About this exercise
A precise repetition of every line below is the required answer.

Records for this task

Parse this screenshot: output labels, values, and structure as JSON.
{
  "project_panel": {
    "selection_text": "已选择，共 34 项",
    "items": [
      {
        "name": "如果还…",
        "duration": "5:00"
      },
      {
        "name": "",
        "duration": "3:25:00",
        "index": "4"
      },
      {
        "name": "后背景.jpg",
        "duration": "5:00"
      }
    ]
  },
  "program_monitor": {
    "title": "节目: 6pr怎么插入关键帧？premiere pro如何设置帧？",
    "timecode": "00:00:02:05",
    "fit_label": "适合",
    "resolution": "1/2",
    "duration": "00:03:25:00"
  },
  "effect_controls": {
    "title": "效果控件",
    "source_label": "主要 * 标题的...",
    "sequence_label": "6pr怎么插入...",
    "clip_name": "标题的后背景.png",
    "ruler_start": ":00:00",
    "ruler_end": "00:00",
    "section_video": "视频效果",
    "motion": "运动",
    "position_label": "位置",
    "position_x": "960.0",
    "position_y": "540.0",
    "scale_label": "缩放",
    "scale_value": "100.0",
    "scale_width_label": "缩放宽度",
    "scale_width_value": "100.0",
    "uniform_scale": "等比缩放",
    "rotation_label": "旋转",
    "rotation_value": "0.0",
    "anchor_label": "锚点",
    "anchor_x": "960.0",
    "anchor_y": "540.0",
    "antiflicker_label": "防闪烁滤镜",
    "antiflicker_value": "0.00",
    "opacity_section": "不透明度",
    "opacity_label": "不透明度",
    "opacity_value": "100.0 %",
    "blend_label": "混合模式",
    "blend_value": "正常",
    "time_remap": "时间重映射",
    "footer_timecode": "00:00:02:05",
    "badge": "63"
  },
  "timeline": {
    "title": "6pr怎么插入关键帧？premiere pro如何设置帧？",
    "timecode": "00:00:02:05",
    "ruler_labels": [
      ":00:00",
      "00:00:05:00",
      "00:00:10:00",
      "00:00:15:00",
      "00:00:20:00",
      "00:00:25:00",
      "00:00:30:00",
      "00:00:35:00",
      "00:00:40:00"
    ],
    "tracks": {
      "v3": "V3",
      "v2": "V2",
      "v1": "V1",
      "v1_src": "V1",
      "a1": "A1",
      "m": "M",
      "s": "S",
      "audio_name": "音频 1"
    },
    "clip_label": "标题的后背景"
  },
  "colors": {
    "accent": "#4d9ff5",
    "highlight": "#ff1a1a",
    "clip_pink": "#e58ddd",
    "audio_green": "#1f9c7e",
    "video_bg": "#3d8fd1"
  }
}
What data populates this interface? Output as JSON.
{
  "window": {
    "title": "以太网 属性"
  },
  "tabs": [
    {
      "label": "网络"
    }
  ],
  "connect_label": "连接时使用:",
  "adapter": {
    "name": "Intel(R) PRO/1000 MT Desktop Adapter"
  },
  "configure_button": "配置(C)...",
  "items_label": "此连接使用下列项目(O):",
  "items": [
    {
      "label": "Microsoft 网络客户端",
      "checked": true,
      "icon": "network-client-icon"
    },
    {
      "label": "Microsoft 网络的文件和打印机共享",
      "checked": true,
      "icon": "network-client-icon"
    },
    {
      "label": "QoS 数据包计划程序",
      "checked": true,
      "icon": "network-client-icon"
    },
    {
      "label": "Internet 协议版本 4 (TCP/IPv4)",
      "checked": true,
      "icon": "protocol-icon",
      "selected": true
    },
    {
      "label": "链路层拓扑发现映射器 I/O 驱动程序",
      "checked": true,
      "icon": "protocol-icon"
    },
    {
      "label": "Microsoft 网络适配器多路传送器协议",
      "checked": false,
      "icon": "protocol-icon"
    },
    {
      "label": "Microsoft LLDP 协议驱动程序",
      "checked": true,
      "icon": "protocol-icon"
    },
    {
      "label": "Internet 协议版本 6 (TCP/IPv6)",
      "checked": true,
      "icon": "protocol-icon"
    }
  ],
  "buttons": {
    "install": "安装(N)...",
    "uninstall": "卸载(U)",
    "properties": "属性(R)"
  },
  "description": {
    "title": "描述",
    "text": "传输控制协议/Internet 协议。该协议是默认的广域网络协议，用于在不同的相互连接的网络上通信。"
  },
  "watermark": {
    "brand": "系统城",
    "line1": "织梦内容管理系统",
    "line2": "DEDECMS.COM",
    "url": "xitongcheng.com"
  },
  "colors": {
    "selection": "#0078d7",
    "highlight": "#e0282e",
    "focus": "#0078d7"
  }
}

Answer space
Parse this screenshot: output labels, values, and structure as JSON.
{
  "project_panel": {
    "selection_text": "已选择，共 34 项",
    "items": [
      {
        "name": "如果还…",
        "duration": "5:00"
      },
      {
        "name": "",
        "duration": "3:25:00",
        "index": "4"
      },
      {
        "name": "后背景.jpg",
        "duration": "5:00"
      }
    ]
  },
  "program_monitor": {
    "title": "节目: 6pr怎么插入关键帧？premiere pro如何设置帧？",
    "timecode": "00:00:02:05",
    "fit_label": "适合",
    "resolution": "1/2",
    "duration": "00:03:25:00"
  },
  "effect_controls": {
    "title": "效果控件",
    "source_label": "主要 * 标题的...",
    "sequence_label": "6pr怎么插入...",
    "clip_name": "标题的后背景.png",
    "ruler_start": ":00:00",
    "ruler_end": "00:00",
    "section_video": "视频效果",
    "motion": "运动",
    "position_label": "位置",
    "position_x": "960.0",
    "position_y": "540.0",
    "scale_label": "缩放",
    "scale_value": "100.0",
    "scale_width_label": "缩放宽度",
    "scale_width_value": "100.0",
    "uniform_scale": "等比缩放",
    "rotation_label": "旋转",
    "rotation_value": "0.0",
    "anchor_label": "锚点",
    "anchor_x": "960.0",
    "anchor_y": "540.0",
    "antiflicker_label": "防闪烁滤镜",
    "antiflicker_value": "0.00",
    "opacity_section": "不透明度",
    "opacity_label": "不透明度",
    "opacity_value": "100.0 %",
    "blend_label": "混合模式",
    "blend_value": "正常",
    "time_remap": "时间重映射",
    "footer_timecode": "00:00:02:05",
    "badge": "63"
  },
  "timeline": {
    "title": "6pr怎么插入关键帧？premiere pro如何设置帧？",
    "timecode": "00:00:02:05",
    "ruler_labels": [
      ":00:00",
      "00:00:05:00",
      "00:00:10:00",
      "00:00:15:00",
      "00:00:20:00",
      "00:00:25:00",
      "00:00:30:00",
      "00:00:35:00",
      "00:00:40:00"
    ],
    "tracks": {
      "v3": "V3",
      "v2": "V2",
      "v1": "V1",
      "v1_src": "V1",
      "a1": "A1",
      "m": "M",
      "s": "S",
      "audio_name": "音频 1"
    },
    "clip_label": "标题的后背景"
  },
  "colors": {
    "accent": "#4d9ff5",
    "highlight": "#ff1a1a",
    "clip_pink": "#e58ddd",
    "audio_green": "#1f9c7e",
    "video_bg": "#3d8fd1"
  }
}
What data populates this interface? Output as JSON.
{
  "window": {
    "title": "以太网 属性"
  },
  "tabs": [
    {
      "label": "网络"
    }
  ],
  "connect_label": "连接时使用:",
  "adapter": {
    "name": "Intel(R) PRO/1000 MT Desktop Adapter"
  },
  "configure_button": "配置(C)...",
  "items_label": "此连接使用下列项目(O):",
  "items": [
    {
      "label": "Microsoft 网络客户端",
      "checked": true,
      "icon": "network-client-icon"
    },
    {
      "label": "Microsoft 网络的文件和打印机共享",
      "checked": true,
      "icon": "network-client-icon"
    },
    {
      "label": "QoS 数据包计划程序",
      "checked": true,
      "icon": "network-client-icon"
    },
    {
      "label": "Internet 协议版本 4 (TCP/IPv4)",
      "checked": true,
      "icon": "protocol-icon",
      "selected": true
    },
    {
      "label": "链路层拓扑发现映射器 I/O 驱动程序",
      "checked": true,
      "icon": "protocol-icon"
    },
    {
      "label": "Microsoft 网络适配器多路传送器协议",
      "checked": false,
      "icon": "protocol-icon"
    },
    {
      "label": "Microsoft LLDP 协议驱动程序",
      "checked": true,
      "icon": "protocol-icon"
    },
    {
      "label": "Internet 协议版本 6 (TCP/IPv6)",
      "checked": true,
      "icon": "protocol-icon"
    }
  ],
  "buttons": {
    "install": "安装(N)...",
    "uninstall": "卸载(U)",
    "properties": "属性(R)"
  },
  "description": {
    "title": "描述",
    "text": "传输控制协议/Internet 协议。该协议是默认的广域网络协议，用于在不同的相互连接的网络上通信。"
  },
  "watermark": {
    "brand": "系统城",
    "line1": "织梦内容管理系统",
    "line2": "DEDECMS.COM",
    "url": "xitongcheng.com"
  },
  "colors": {
    "selection": "#0078d7",
    "highlight": "#e0282e",
    "focus": "#0078d7"
  }
}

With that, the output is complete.